PROBLEM DESCRIPTION | Please write out every line of the listing without alteration, but omit the images.

RECORDS |
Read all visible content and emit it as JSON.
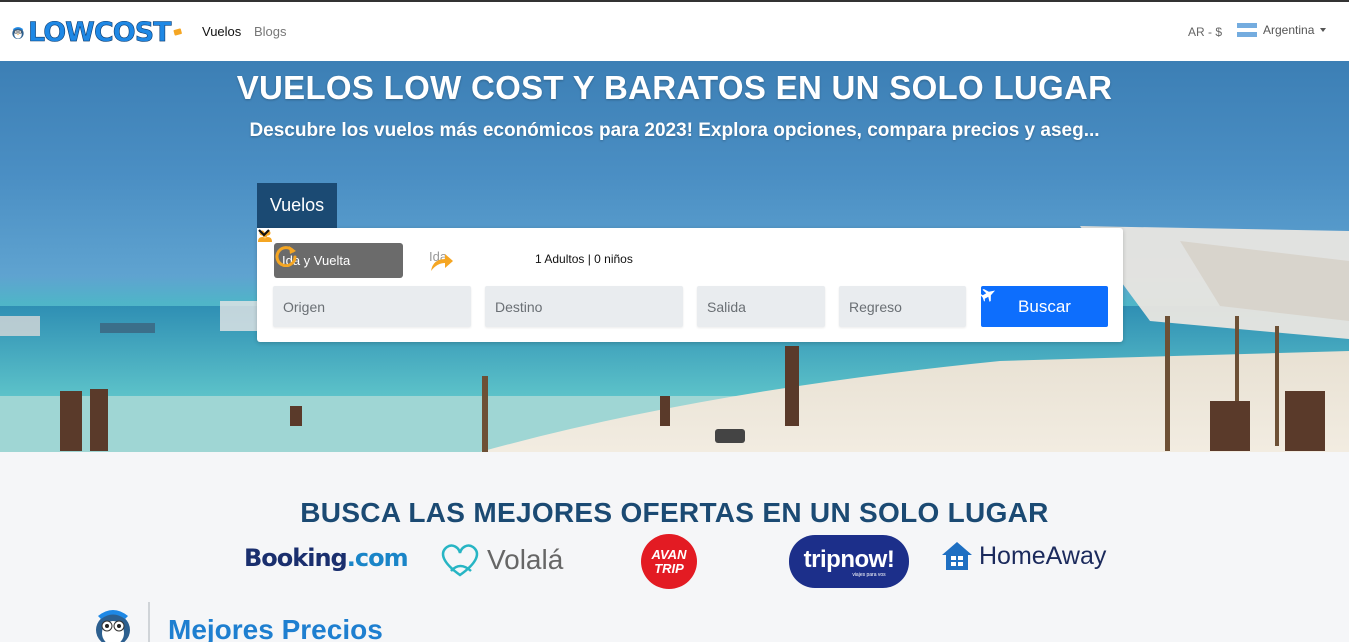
{
  "navbar": {
    "logo_text": "LOWCOST",
    "links": [
      "Vuelos",
      "Blogs"
    ],
    "currency": "AR - $",
    "country": "Argentina"
  },
  "hero": {
    "title": "VUELOS LOW COST Y BARATOS EN UN SOLO LUGAR",
    "subtitle": "Descubre los vuelos más económicos para 2023! Explora opciones, compara precios y aseg..."
  },
  "search": {
    "tab_label": "Vuelos",
    "trip_round_label": "Ida y Vuelta",
    "trip_oneway_label": "Ida",
    "passengers_label": "1 Adultos | 0 niños",
    "origin_placeholder": "Origen",
    "destination_placeholder": "Destino",
    "departure_placeholder": "Salida",
    "return_placeholder": "Regreso",
    "submit_label": "Buscar"
  },
  "partners": {
    "title": "BUSCA LAS MEJORES OFERTAS EN UN SOLO LUGAR",
    "booking_main": "Booking",
    "booking_suffix": ".com",
    "volala": "Volalá",
    "avantrip_line1": "AVAN",
    "avantrip_line2": "TRIP",
    "tripnow": "tripnow!",
    "tripnow_sub": "viajes para vos",
    "homeaway": "HomeAway"
  },
  "section": {
    "title": "Mejores Precios"
  },
  "colors": {
    "brand_blue": "#1e88e5",
    "navy": "#1b4a73",
    "primary_button": "#0d6efd"
  }
}
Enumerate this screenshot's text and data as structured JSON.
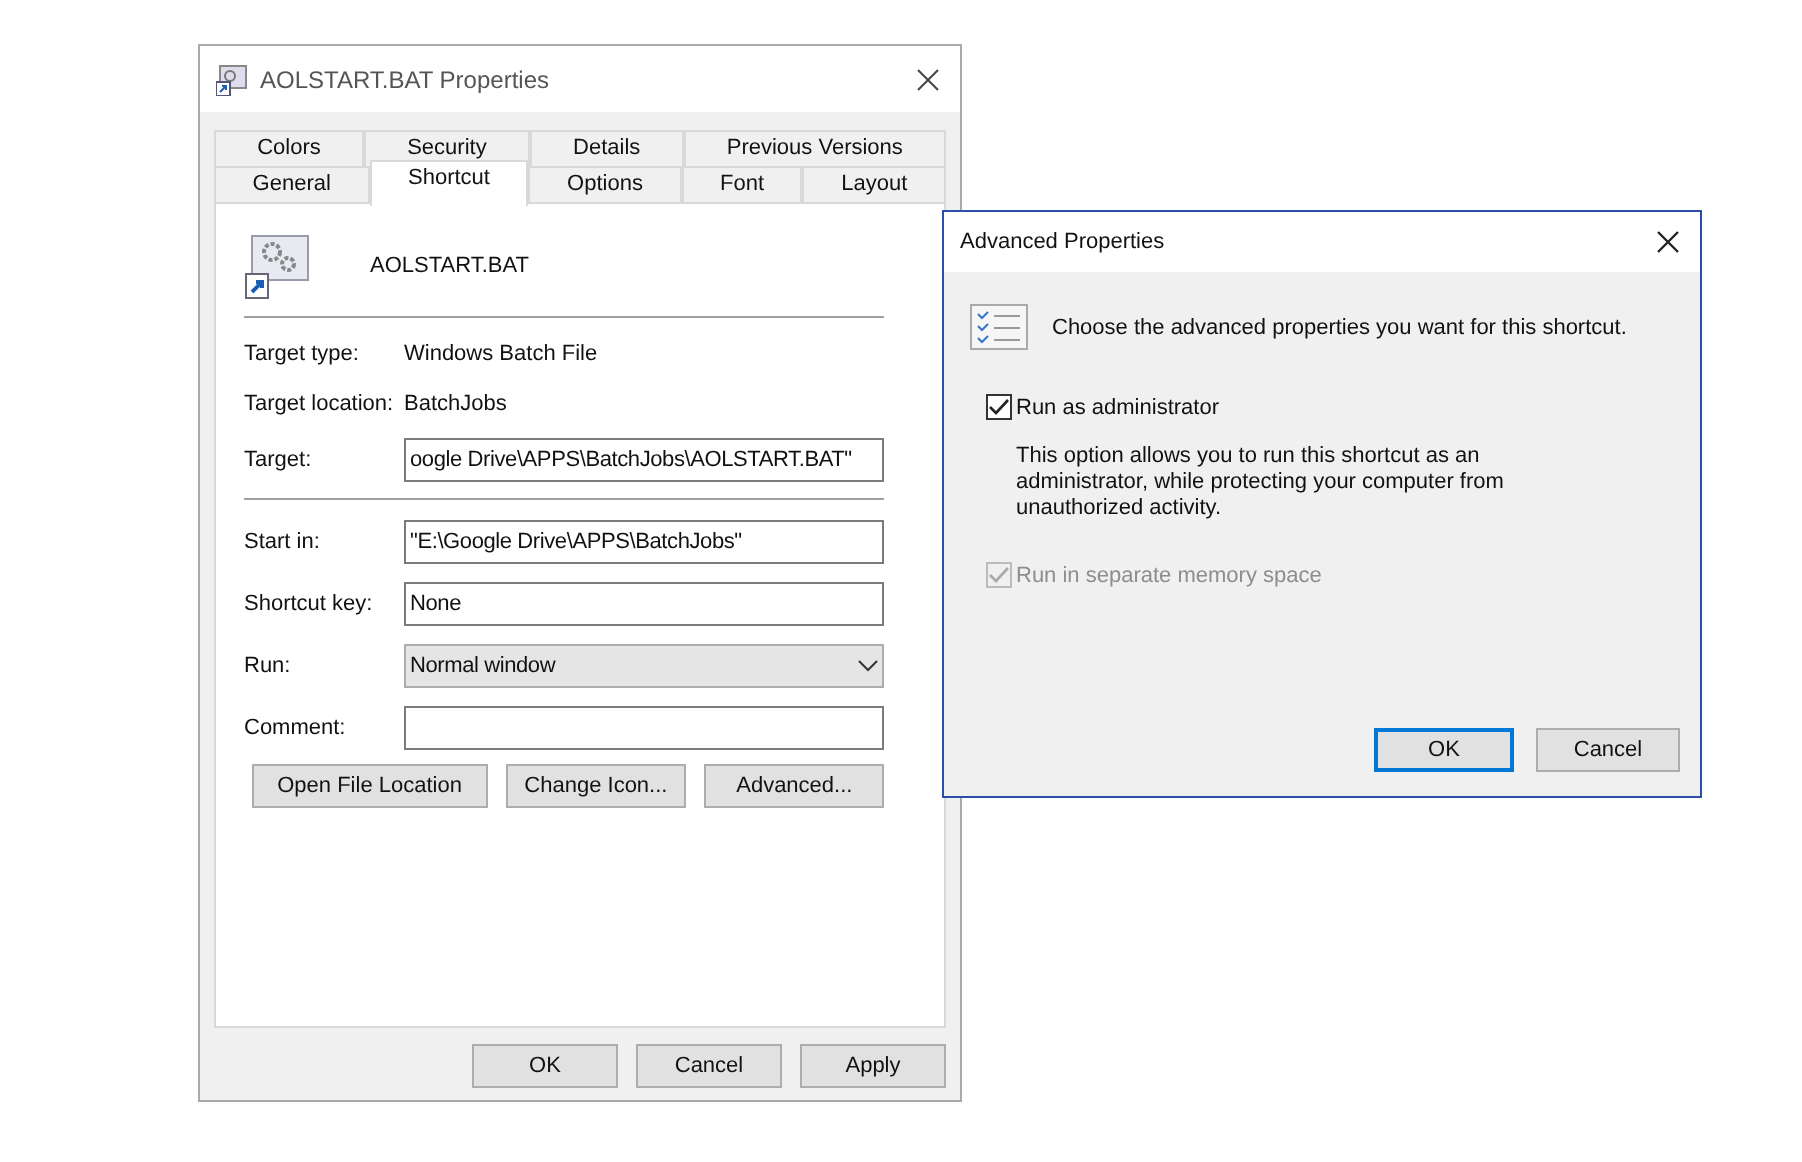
{
  "window": {
    "title": "AOLSTART.BAT Properties"
  },
  "tab_rows": [
    [
      {
        "label": "Colors",
        "selected": false
      },
      {
        "label": "Security",
        "selected": false
      },
      {
        "label": "Details",
        "selected": false
      },
      {
        "label": "Previous Versions",
        "selected": false
      }
    ],
    [
      {
        "label": "General",
        "selected": false
      },
      {
        "label": "Shortcut",
        "selected": true
      },
      {
        "label": "Options",
        "selected": false
      },
      {
        "label": "Font",
        "selected": false
      },
      {
        "label": "Layout",
        "selected": false
      }
    ]
  ],
  "file_name": "AOLSTART.BAT",
  "fields": [
    {
      "kind": "info",
      "label": "Target type:",
      "value": "Windows Batch File"
    },
    {
      "kind": "info",
      "label": "Target location:",
      "value": "BatchJobs"
    },
    {
      "kind": "input",
      "label": "Target:",
      "value": "oogle Drive\\APPS\\BatchJobs\\AOLSTART.BAT\""
    },
    {
      "kind": "divider"
    },
    {
      "kind": "input",
      "label": "Start in:",
      "value": "\"E:\\Google Drive\\APPS\\BatchJobs\""
    },
    {
      "kind": "input",
      "label": "Shortcut key:",
      "value": "None"
    },
    {
      "kind": "dropdown",
      "label": "Run:",
      "value": "Normal window"
    },
    {
      "kind": "input",
      "label": "Comment:"
    }
  ],
  "panel_buttons": [
    "Open File Location",
    "Change Icon...",
    "Advanced..."
  ],
  "buttons": [
    "OK",
    "Cancel",
    "Apply"
  ],
  "advanced_dialog": {
    "title": "Advanced Properties",
    "intro": "Choose the advanced properties you want for this shortcut.",
    "options": [
      {
        "label": "Run as administrator",
        "checked": true,
        "disabled": false,
        "description": "This option allows you to run this shortcut as an administrator, while protecting your computer from unauthorized activity."
      },
      {
        "label": "Run in separate memory space",
        "checked": true,
        "disabled": true
      }
    ],
    "buttons": [
      {
        "label": "OK",
        "default": true
      },
      {
        "label": "Cancel",
        "default": false
      }
    ]
  }
}
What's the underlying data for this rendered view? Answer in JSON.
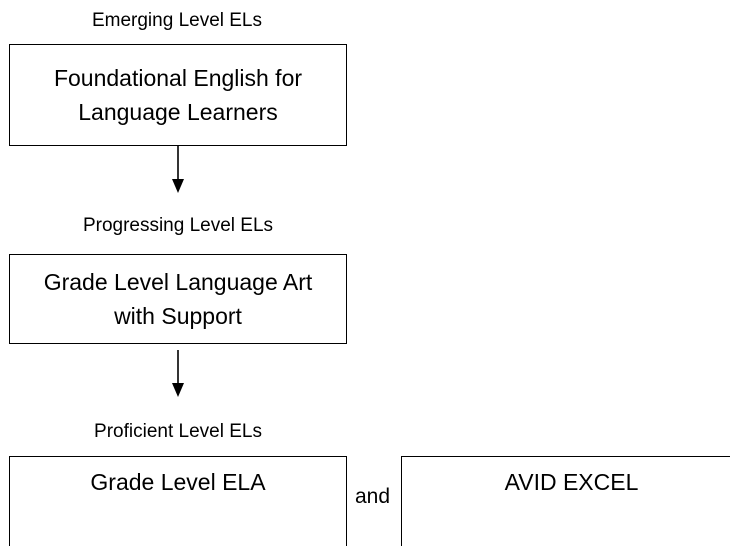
{
  "diagram": {
    "emerging": {
      "label": "Emerging Level ELs",
      "box_lines": [
        "Foundational English for",
        "Language Learners"
      ]
    },
    "progressing": {
      "label": "Progressing Level ELs",
      "box_lines": [
        "Grade Level Language Art",
        "with Support"
      ]
    },
    "proficient": {
      "label": "Proficient Level ELs",
      "box_left": "Grade Level ELA",
      "connector": "and",
      "box_right": "AVID EXCEL"
    },
    "line_color": "#000000",
    "background": "#ffffff"
  }
}
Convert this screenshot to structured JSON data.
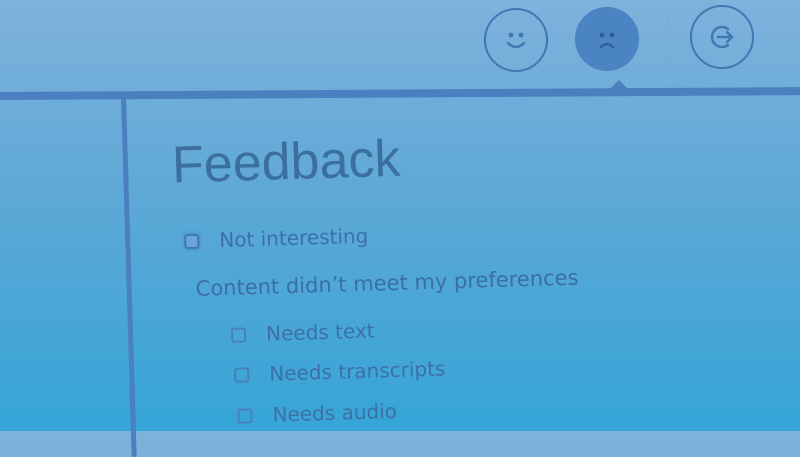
{
  "toolbar": {
    "buttons": [
      {
        "name": "happy",
        "icon": "smiley-face-icon"
      },
      {
        "name": "sad",
        "icon": "frowning-face-icon",
        "selected": true
      },
      {
        "name": "exit",
        "icon": "exit-arrow-icon"
      }
    ]
  },
  "feedback": {
    "title": "Feedback",
    "not_interesting_label": "Not interesting",
    "preferences_heading": "Content didn’t meet my preferences",
    "options": [
      {
        "label": "Needs text"
      },
      {
        "label": "Needs transcripts"
      },
      {
        "label": "Needs audio"
      }
    ]
  },
  "colors": {
    "background_top": "#7fb2dc",
    "background_bottom": "#35a5d7",
    "accent": "#4a80bf",
    "text": "#3d70a6"
  }
}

WRITTEN RESPONSE |
Read all visible content and emit it as JSON.
{
  "navbar": {
    "logo_text": "LOWCOST",
    "links": [
      "Vuelos",
      "Blogs"
    ],
    "currency": "AR - $",
    "country": "Argentina"
  },
  "hero": {
    "title": "VUELOS LOW COST Y BARATOS EN UN SOLO LUGAR",
    "subtitle": "Descubre los vuelos más económicos para 2023! Explora opciones, compara precios y aseg..."
  },
  "search": {
    "tab_label": "Vuelos",
    "trip_round_label": "Ida y Vuelta",
    "trip_oneway_label": "Ida",
    "passengers_label": "1 Adultos | 0 niños",
    "origin_placeholder": "Origen",
    "destination_placeholder": "Destino",
    "departure_placeholder": "Salida",
    "return_placeholder": "Regreso",
    "submit_label": "Buscar"
  },
  "partners": {
    "title": "BUSCA LAS MEJORES OFERTAS EN UN SOLO LUGAR",
    "booking_main": "Booking",
    "booking_suffix": ".com",
    "volala": "Volalá",
    "avantrip_line1": "AVAN",
    "avantrip_line2": "TRIP",
    "tripnow": "tripnow!",
    "tripnow_sub": "viajes para vos",
    "homeaway": "HomeAway"
  },
  "section": {
    "title": "Mejores Precios"
  },
  "colors": {
    "brand_blue": "#1e88e5",
    "navy": "#1b4a73",
    "primary_button": "#0d6efd"
  }
}
Enumerate this screenshot's text and data as structured JSON.
{
  "window": {
    "title": "AOLSTART.BAT Properties"
  },
  "tab_rows": [
    [
      {
        "label": "Colors",
        "selected": false
      },
      {
        "label": "Security",
        "selected": false
      },
      {
        "label": "Details",
        "selected": false
      },
      {
        "label": "Previous Versions",
        "selected": false
      }
    ],
    [
      {
        "label": "General",
        "selected": false
      },
      {
        "label": "Shortcut",
        "selected": true
      },
      {
        "label": "Options",
        "selected": false
      },
      {
        "label": "Font",
        "selected": false
      },
      {
        "label": "Layout",
        "selected": false
      }
    ]
  ],
  "file_name": "AOLSTART.BAT",
  "fields": [
    {
      "kind": "info",
      "label": "Target type:",
      "value": "Windows Batch File"
    },
    {
      "kind": "info",
      "label": "Target location:",
      "value": "BatchJobs"
    },
    {
      "kind": "input",
      "label": "Target:",
      "value": "oogle Drive\\APPS\\BatchJobs\\AOLSTART.BAT\""
    },
    {
      "kind": "divider"
    },
    {
      "kind": "input",
      "label": "Start in:",
      "value": "\"E:\\Google Drive\\APPS\\BatchJobs\""
    },
    {
      "kind": "input",
      "label": "Shortcut key:",
      "value": "None"
    },
    {
      "kind": "dropdown",
      "label": "Run:",
      "value": "Normal window"
    },
    {
      "kind": "input",
      "label": "Comment:"
    }
  ],
  "panel_buttons": [
    "Open File Location",
    "Change Icon...",
    "Advanced..."
  ],
  "buttons": [
    "OK",
    "Cancel",
    "Apply"
  ],
  "advanced_dialog": {
    "title": "Advanced Properties",
    "intro": "Choose the advanced properties you want for this shortcut.",
    "options": [
      {
        "label": "Run as administrator",
        "checked": true,
        "disabled": false,
        "description": "This option allows you to run this shortcut as an administrator, while protecting your computer from unauthorized activity."
      },
      {
        "label": "Run in separate memory space",
        "checked": true,
        "disabled": true
      }
    ],
    "buttons": [
      {
        "label": "OK",
        "default": true
      },
      {
        "label": "Cancel",
        "default": false
      }
    ]
  }
}
What's the underlying data for this rendered view? Answer in JSON.
{
  "diagram": {
    "emerging": {
      "label": "Emerging Level ELs",
      "box_lines": [
        "Foundational English for",
        "Language Learners"
      ]
    },
    "progressing": {
      "label": "Progressing Level ELs",
      "box_lines": [
        "Grade Level Language Art",
        "with Support"
      ]
    },
    "proficient": {
      "label": "Proficient Level ELs",
      "box_left": "Grade Level ELA",
      "connector": "and",
      "box_right": "AVID EXCEL"
    },
    "line_color": "#000000",
    "background": "#ffffff"
  }
}
Convert this screenshot to structured JSON data.
{
  "toolbar": {
    "buttons": [
      {
        "name": "happy",
        "icon": "smiley-face-icon"
      },
      {
        "name": "sad",
        "icon": "frowning-face-icon",
        "selected": true
      },
      {
        "name": "exit",
        "icon": "exit-arrow-icon"
      }
    ]
  },
  "feedback": {
    "title": "Feedback",
    "not_interesting_label": "Not interesting",
    "preferences_heading": "Content didn’t meet my preferences",
    "options": [
      {
        "label": "Needs text"
      },
      {
        "label": "Needs transcripts"
      },
      {
        "label": "Needs audio"
      }
    ]
  },
  "colors": {
    "background_top": "#7fb2dc",
    "background_bottom": "#35a5d7",
    "accent": "#4a80bf",
    "text": "#3d70a6"
  }
}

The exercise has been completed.